BEGIN
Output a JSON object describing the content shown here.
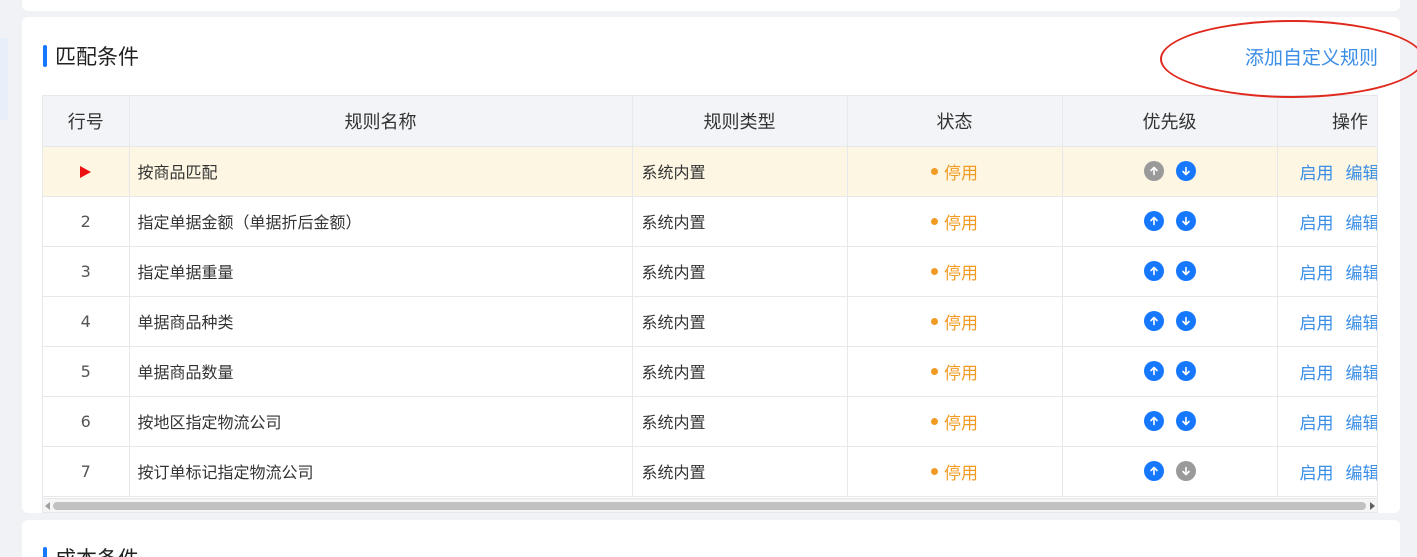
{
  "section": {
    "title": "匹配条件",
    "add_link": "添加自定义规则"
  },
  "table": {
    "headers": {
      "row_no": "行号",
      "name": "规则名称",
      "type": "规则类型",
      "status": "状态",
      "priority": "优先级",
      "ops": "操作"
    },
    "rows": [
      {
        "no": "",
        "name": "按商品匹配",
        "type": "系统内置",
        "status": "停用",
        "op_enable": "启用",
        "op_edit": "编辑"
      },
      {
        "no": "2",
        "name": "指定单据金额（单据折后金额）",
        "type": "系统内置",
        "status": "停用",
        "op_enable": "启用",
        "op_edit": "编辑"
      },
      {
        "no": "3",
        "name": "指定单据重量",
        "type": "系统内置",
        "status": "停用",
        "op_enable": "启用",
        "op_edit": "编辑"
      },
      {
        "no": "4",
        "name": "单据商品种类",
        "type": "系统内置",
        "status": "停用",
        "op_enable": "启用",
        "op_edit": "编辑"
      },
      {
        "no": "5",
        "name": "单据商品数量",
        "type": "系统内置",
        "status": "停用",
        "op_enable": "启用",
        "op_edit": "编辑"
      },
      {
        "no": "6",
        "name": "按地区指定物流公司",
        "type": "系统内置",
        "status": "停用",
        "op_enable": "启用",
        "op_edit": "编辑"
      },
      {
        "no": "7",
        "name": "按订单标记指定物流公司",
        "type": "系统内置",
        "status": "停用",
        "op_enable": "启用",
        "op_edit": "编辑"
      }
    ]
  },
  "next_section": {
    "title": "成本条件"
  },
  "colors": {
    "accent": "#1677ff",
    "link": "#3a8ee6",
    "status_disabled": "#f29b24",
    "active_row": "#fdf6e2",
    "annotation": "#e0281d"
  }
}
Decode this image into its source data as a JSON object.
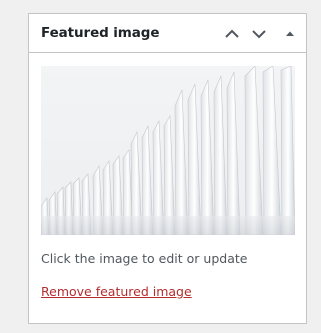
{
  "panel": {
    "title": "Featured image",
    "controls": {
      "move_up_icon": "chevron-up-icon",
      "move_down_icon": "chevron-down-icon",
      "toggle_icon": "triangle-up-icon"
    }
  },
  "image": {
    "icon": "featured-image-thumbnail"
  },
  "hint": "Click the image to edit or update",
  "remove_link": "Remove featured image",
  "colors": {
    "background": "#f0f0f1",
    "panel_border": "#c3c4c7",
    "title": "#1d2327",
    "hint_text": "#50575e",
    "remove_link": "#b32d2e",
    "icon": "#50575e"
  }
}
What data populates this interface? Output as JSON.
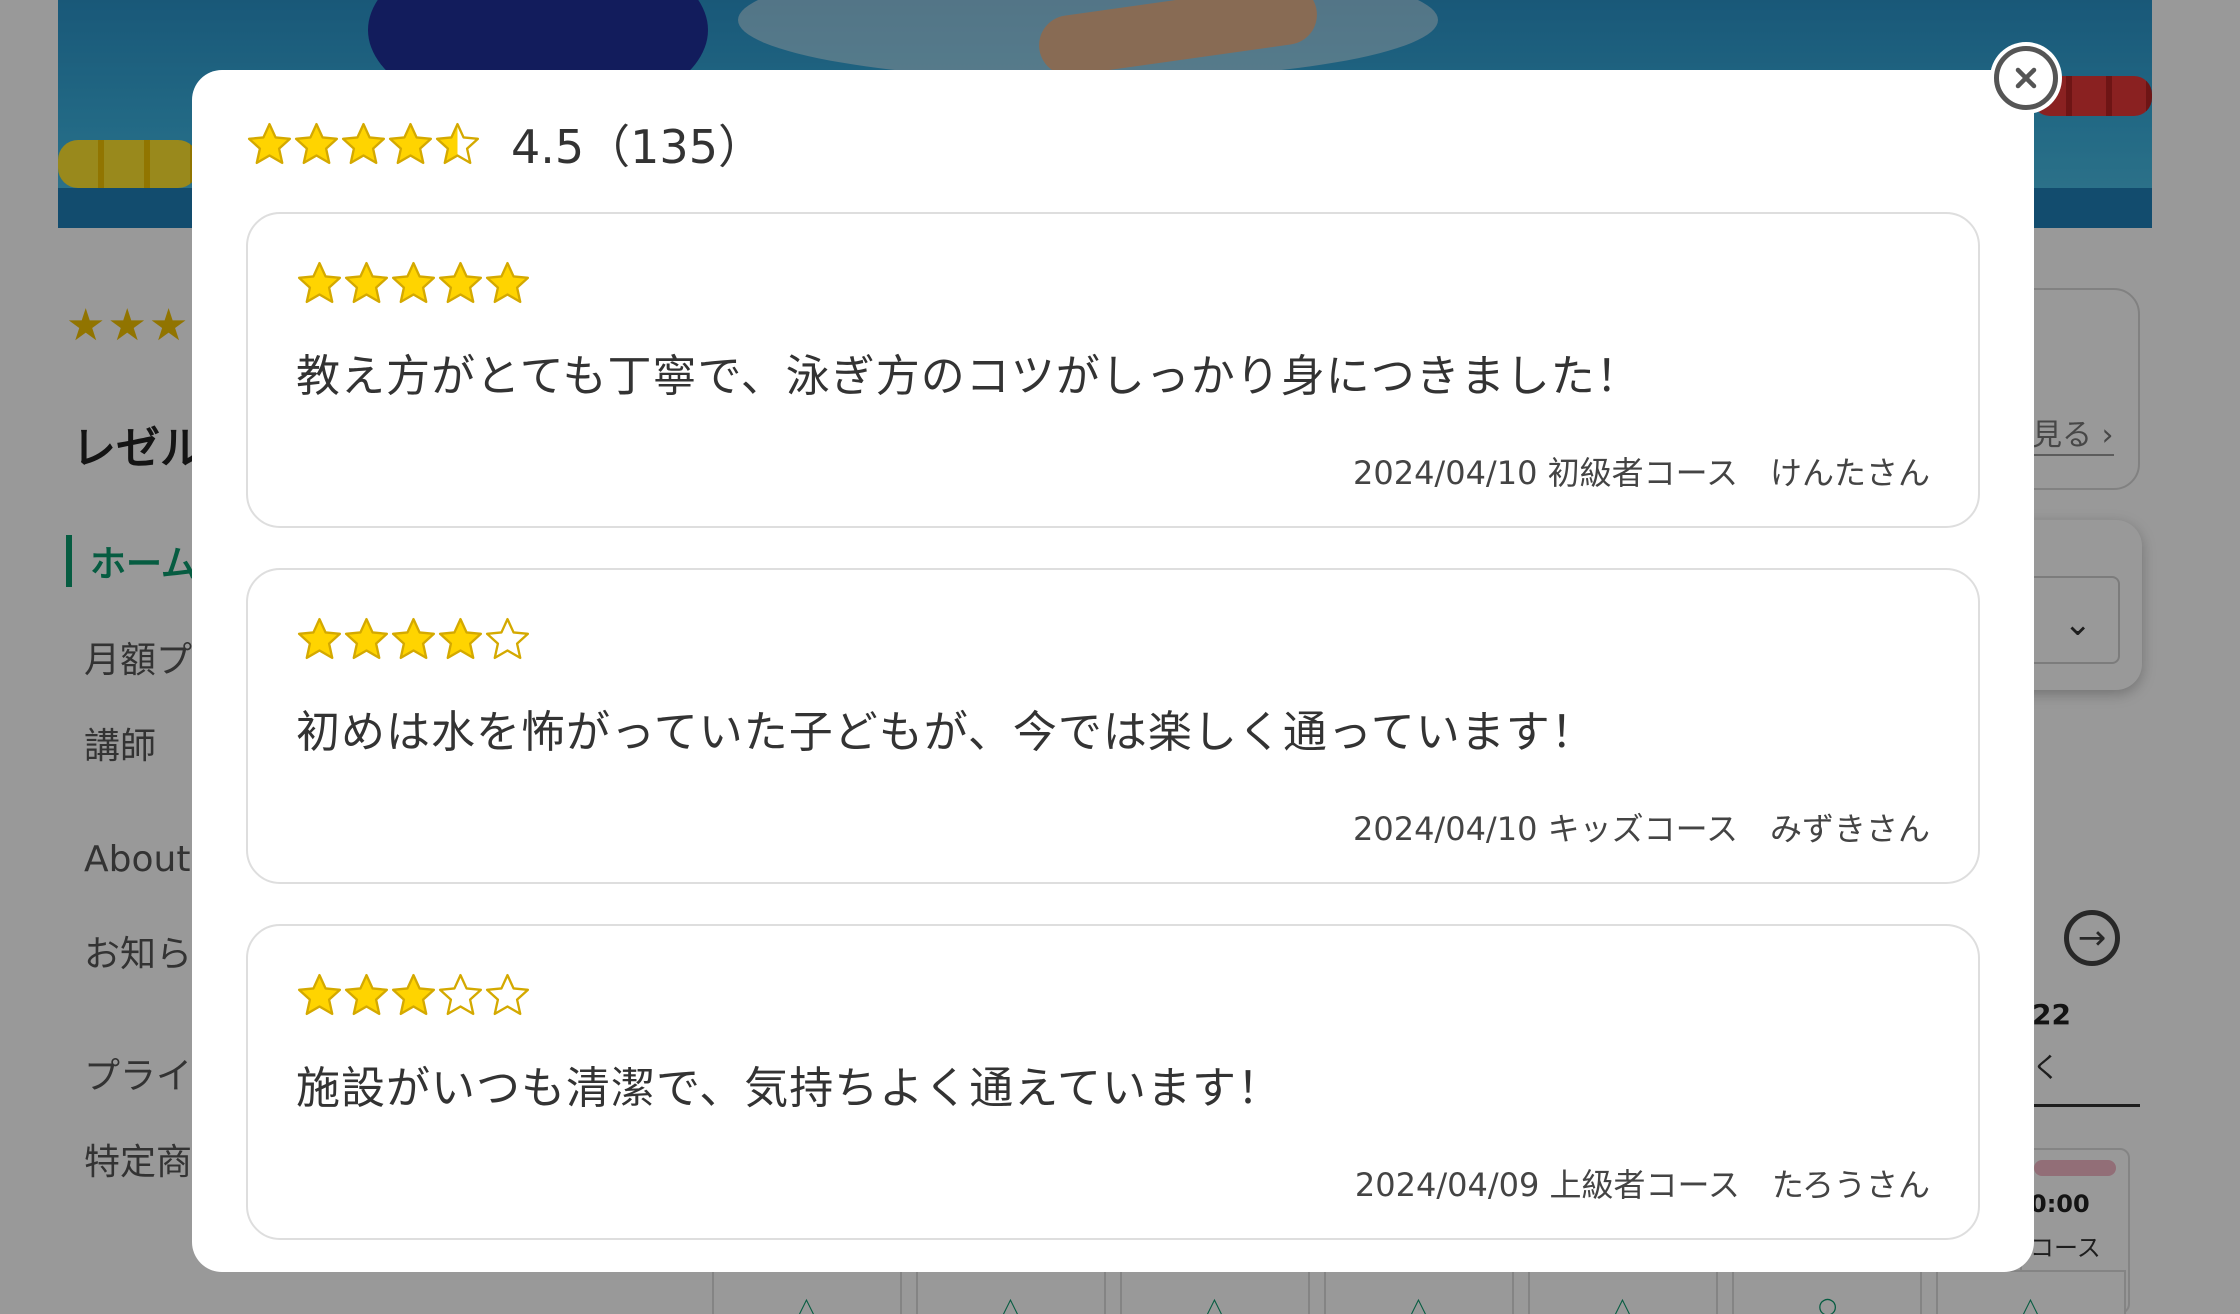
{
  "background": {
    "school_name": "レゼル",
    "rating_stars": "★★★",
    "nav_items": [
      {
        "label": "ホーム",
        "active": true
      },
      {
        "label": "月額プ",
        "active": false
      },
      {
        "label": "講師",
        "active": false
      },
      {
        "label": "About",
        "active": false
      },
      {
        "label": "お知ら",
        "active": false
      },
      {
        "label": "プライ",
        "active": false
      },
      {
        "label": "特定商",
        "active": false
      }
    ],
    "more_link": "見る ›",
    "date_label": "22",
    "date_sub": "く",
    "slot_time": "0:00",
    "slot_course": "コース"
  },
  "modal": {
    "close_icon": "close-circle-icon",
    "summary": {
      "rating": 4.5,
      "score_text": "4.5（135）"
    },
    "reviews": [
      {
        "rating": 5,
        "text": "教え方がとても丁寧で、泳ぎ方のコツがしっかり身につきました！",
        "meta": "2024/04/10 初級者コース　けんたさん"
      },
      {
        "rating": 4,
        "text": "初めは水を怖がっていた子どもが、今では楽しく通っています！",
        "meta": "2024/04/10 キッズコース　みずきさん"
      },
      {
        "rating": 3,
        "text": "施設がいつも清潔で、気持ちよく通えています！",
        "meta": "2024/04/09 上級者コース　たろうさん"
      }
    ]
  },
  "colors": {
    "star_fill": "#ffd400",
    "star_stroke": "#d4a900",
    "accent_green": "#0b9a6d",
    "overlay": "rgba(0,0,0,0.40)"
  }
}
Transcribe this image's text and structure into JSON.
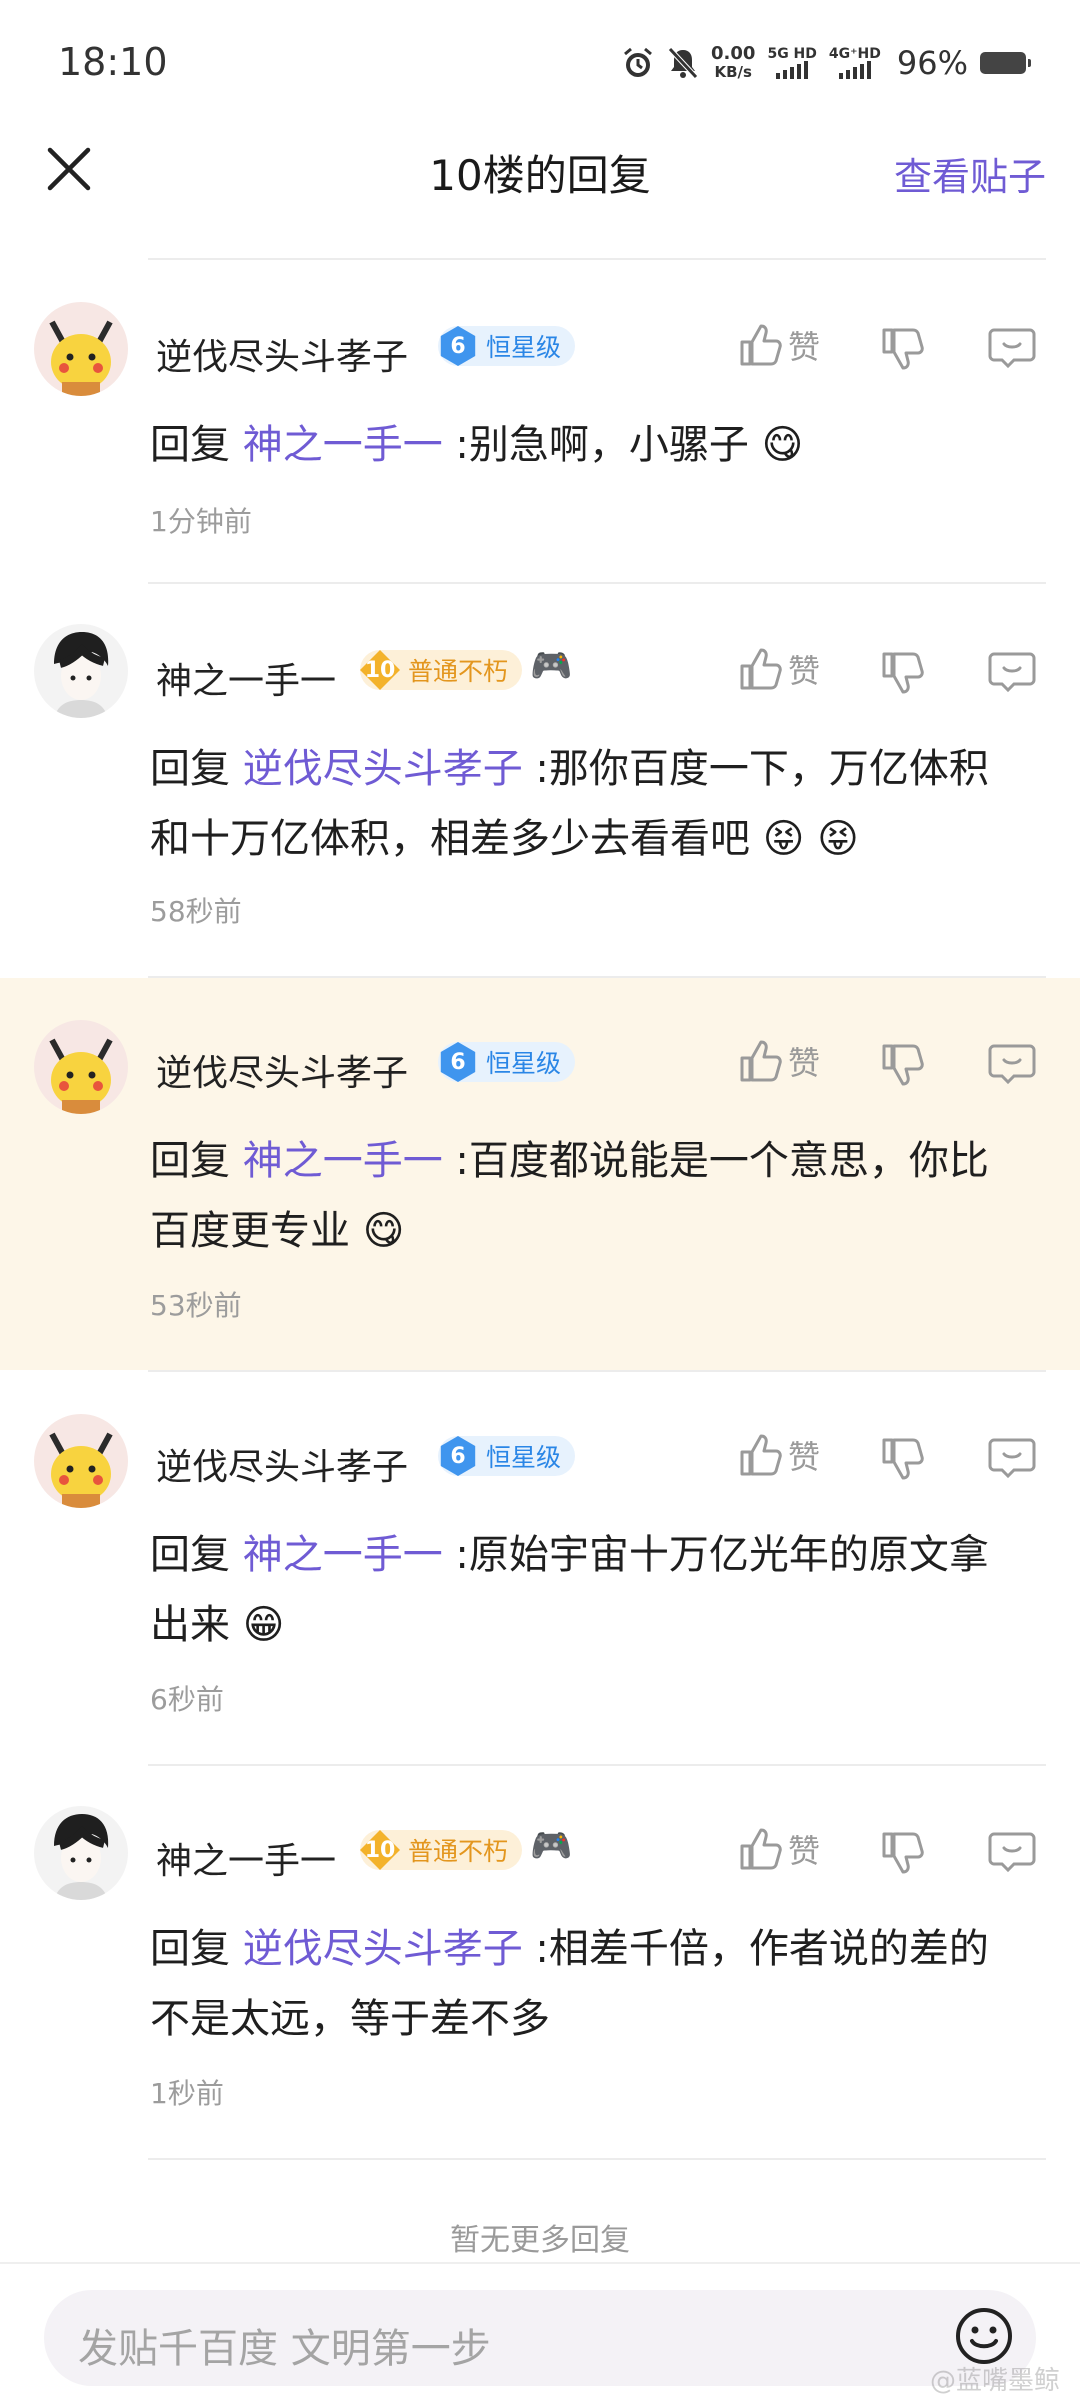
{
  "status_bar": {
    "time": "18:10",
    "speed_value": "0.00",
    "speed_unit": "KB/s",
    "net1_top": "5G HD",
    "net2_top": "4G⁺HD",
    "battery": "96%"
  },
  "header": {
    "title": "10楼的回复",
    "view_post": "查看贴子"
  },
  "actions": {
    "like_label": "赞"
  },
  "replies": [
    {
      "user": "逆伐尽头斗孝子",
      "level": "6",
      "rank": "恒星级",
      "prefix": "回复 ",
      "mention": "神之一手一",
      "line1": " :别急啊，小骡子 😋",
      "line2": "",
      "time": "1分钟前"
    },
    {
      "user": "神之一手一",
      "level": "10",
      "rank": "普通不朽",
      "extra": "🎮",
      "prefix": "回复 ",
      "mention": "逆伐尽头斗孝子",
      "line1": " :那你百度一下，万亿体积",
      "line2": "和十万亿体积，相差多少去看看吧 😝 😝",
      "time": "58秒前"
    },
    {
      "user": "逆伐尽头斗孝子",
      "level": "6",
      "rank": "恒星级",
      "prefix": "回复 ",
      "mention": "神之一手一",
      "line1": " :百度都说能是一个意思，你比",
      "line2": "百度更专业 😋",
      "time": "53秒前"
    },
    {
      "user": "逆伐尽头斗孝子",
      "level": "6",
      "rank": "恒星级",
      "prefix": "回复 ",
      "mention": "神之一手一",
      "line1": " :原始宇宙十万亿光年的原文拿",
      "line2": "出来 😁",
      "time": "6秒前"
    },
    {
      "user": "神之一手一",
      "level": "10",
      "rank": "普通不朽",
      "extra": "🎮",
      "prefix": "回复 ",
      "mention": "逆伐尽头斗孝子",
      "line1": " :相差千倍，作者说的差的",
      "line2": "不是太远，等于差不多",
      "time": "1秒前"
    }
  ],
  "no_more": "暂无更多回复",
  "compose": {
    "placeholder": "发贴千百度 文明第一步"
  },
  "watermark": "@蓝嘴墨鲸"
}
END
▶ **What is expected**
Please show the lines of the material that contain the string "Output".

▶ **Reply to the task**
Output a JSON object describing the content shown here.
What data populates this interface? Output as JSON.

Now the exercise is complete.